    This post is a good beginning and we need to understand the magnitude of the disaster, what it means to a nation already devoid of any functional universal primary or basic education, and how these ‘sobering statistics’ can help those of us who are privileged to read this blog, translate this into action.

    This indeed is a grand opportunity to wake our nation up and realize we have a moral obligation and duty to help those deprived of basic education. I hope this won’t be another missed opportunity. I would be more excited to read posts where we can collectively share solutions, strategies and ways on how we can help. We need only to look around at other nations around us, to help us learn best practices and ways to make education a priority in a country whose government has a difficult time supplying it on a large scale.
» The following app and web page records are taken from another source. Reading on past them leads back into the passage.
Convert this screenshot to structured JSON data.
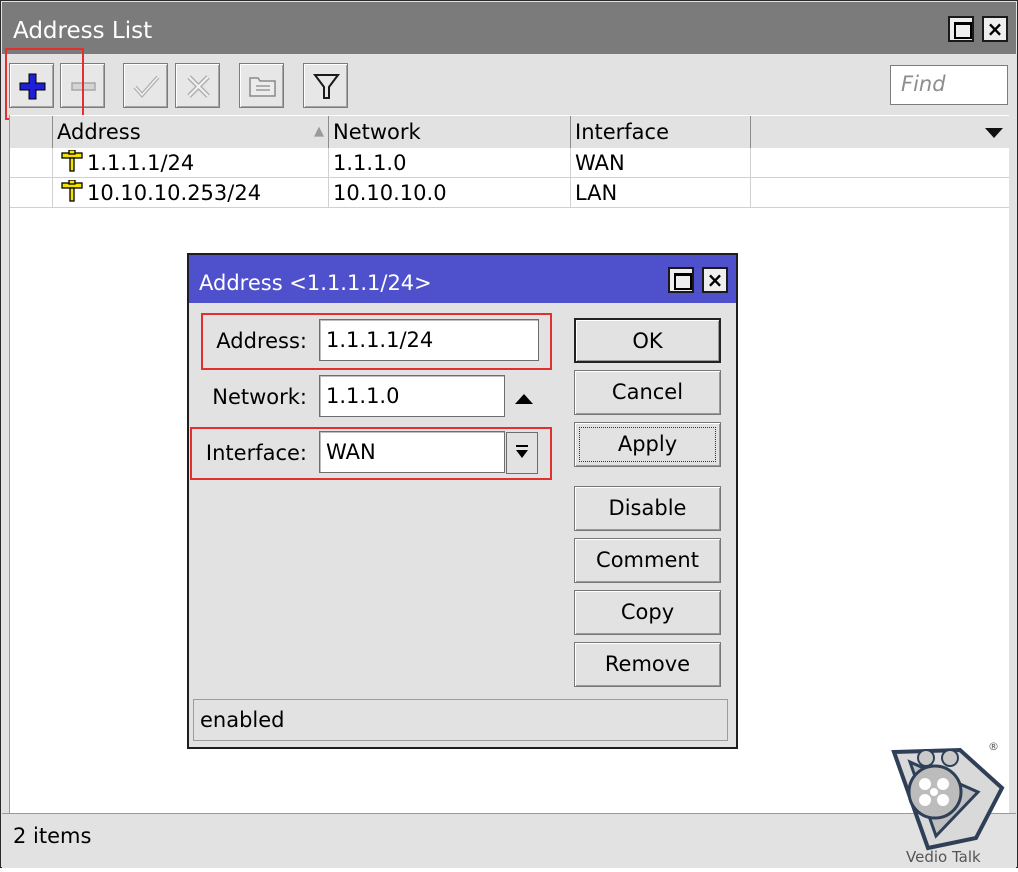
{
  "window": {
    "title": "Address List",
    "maximize_icon": "maximize-icon",
    "close_icon": "close-icon",
    "close_glyph": "×"
  },
  "toolbar": {
    "buttons": [
      {
        "name": "add-button",
        "icon": "plus-icon"
      },
      {
        "name": "remove-button",
        "icon": "minus-icon"
      },
      {
        "name": "enable-button",
        "icon": "check-icon"
      },
      {
        "name": "disable-button",
        "icon": "x-icon"
      },
      {
        "name": "comment-button",
        "icon": "note-icon"
      },
      {
        "name": "filter-button",
        "icon": "funnel-icon"
      }
    ],
    "find_placeholder": "Find"
  },
  "table": {
    "columns": [
      "Address",
      "Network",
      "Interface"
    ],
    "sort_indicator": "▲",
    "rows": [
      {
        "address": "1.1.1.1/24",
        "network": "1.1.1.0",
        "interface": "WAN"
      },
      {
        "address": "10.10.10.253/24",
        "network": "10.10.10.0",
        "interface": "LAN"
      }
    ]
  },
  "statusbar": {
    "count": "2 items"
  },
  "dialog": {
    "title": "Address <1.1.1.1/24>",
    "close_glyph": "×",
    "fields": {
      "address_label": "Address:",
      "address_value": "1.1.1.1/24",
      "network_label": "Network:",
      "network_value": "1.1.1.0",
      "interface_label": "Interface:",
      "interface_value": "WAN"
    },
    "buttons": {
      "ok": "OK",
      "cancel": "Cancel",
      "apply": "Apply",
      "disable": "Disable",
      "comment": "Comment",
      "copy": "Copy",
      "remove": "Remove"
    },
    "status": "enabled"
  },
  "watermark": {
    "text": "Vedio Talk",
    "registered": "®"
  },
  "colors": {
    "title_bar": "#7b7b7b",
    "dialog_title_bar": "#4e50cc",
    "highlight_box": "#e03030",
    "add_icon": "#1f1fd8",
    "address_icon": "#f3e400"
  }
}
    What can we DO? – We can start by supporting NGOs and other institutions who help build schools, train teachers and invest in communities who are hungry to have a school in their village. We can adopt a village and promise to build a school there. For those of us living outside Pakistan, we can support the amazing NGOs like DIL (Developments in Literacy), TCF (The Citizens Foundation), Behbud, HDF etc. who support educational projects. We should be inspired by people like the American, Greg Mortenson, who, as an outsider, was moved by the compassion and generosity of our fellow Paksitanis in Balitistan, and promised to return to them and build schools for Pakistanis and Afghanis after they nursed him back to health. He and his institute have now built over 130 schools! If each one of us could do a fraction of what he did, do the math. We need to be inspired, not whine and persevere. We must ACT. As Pakistanis, we cannot afford not to.

  9. September 25th, 2010 8:17 am

    The figure is Hilarious !

    Education makes up a society and when there are no schools, That means the loss of a good society. In this time we need to get up and unite to make new schools and give special attention to the education infrastructure.

  10. Junaid says:
    September 25th, 2010 12:18 pm

    On the positive side, thee are also a lot of NGOs working with the flood affectees who are focusing exactly on this issue of education

  11. Tahir says:
    September 25th, 2010 6:43 pm

    I agree with the sentiment. But what is it that can be done. I wish the writer had also outlined some actions.

  12. October 7th, 2010 9:01 am

    Schools, Colleges & Universities.. are destroying Knowledge! if you only knew what i mean!

Have Your Say (Bol, magar piyar say)